--- Record set ---
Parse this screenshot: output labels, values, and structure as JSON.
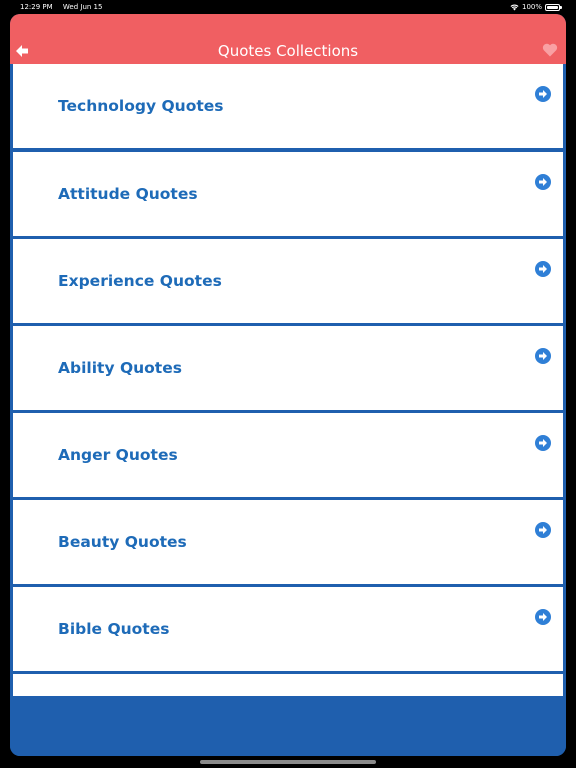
{
  "status_bar": {
    "time": "12:29 PM",
    "date": "Wed Jun 15",
    "battery": "100%"
  },
  "header": {
    "title": "Quotes Collections"
  },
  "icons": {
    "back": "back-arrow-icon",
    "favorite": "heart-icon",
    "item_arrow": "arrow-right-circle-icon"
  },
  "colors": {
    "header": "#f05f62",
    "list_background": "#1f5fae",
    "item_text": "#1e6bb8",
    "arrow": "#2f7fd6",
    "heart": "#f9a0a3"
  },
  "list": {
    "items": [
      {
        "label": "Technology Quotes"
      },
      {
        "label": "Attitude Quotes"
      },
      {
        "label": "Experience Quotes"
      },
      {
        "label": "Ability Quotes"
      },
      {
        "label": "Anger Quotes"
      },
      {
        "label": "Beauty Quotes"
      },
      {
        "label": "Bible Quotes"
      },
      {
        "label": ""
      }
    ]
  }
}
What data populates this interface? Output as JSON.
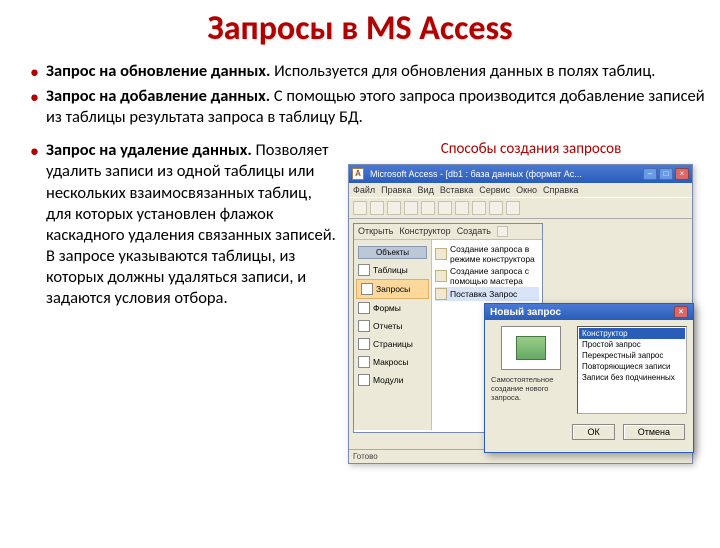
{
  "title": "Запросы в MS Access",
  "top_bullets": [
    {
      "bold": "Запрос на обновление данных.",
      "rest": " Используется для обновления данных в полях таблиц."
    },
    {
      "bold": "Запрос на добавление данных.",
      "rest": " С помощью этого запроса производится добавление записей из таблицы результата запроса в таблицу БД."
    }
  ],
  "left_bullet": {
    "bold": "Запрос на удаление данных.",
    "rest": " Позволяет удалить записи из одной таблицы или нескольких взаимосвязанных таблиц, для которых установлен флажок каскадного удаления связанных записей. В запросе указываются таблицы, из которых должны удаляться записи, и задаются условия отбора."
  },
  "right_subtitle": "Способы создания запросов",
  "access_window": {
    "title": "Microsoft Access - [db1 : база данных (формат Ac...",
    "menu": [
      "Файл",
      "Правка",
      "Вид",
      "Вставка",
      "Сервис",
      "Окно",
      "Справка"
    ],
    "db_toolbar": [
      "Открыть",
      "Конструктор",
      "Создать"
    ],
    "nav_header": "Объекты",
    "nav_items": [
      "Таблицы",
      "Запросы",
      "Формы",
      "Отчеты",
      "Страницы",
      "Макросы",
      "Модули"
    ],
    "nav_active_index": 1,
    "content_options": [
      "Создание запроса в режиме конструктора",
      "Создание запроса с помощью мастера",
      "Поставка Запрос"
    ],
    "status": "Готово"
  },
  "dialog": {
    "title": "Новый запрос",
    "left_text": "Самостоятельное создание нового запроса.",
    "list": [
      "Конструктор",
      "Простой запрос",
      "Перекрестный запрос",
      "Повторяющиеся записи",
      "Записи без подчиненных"
    ],
    "selected_index": 0,
    "buttons": {
      "ok": "ОК",
      "cancel": "Отмена"
    }
  }
}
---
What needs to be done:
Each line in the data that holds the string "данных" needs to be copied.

Output for this exercise:
      "bold": "Запрос на обновление данных.",
      "rest": " Используется для обновления данных в полях таблиц."
      "bold": "Запрос на добавление данных.",
    "bold": "Запрос на удаление данных.",
    "title": "Microsoft Access - [db1 : база данных (формат Ac...",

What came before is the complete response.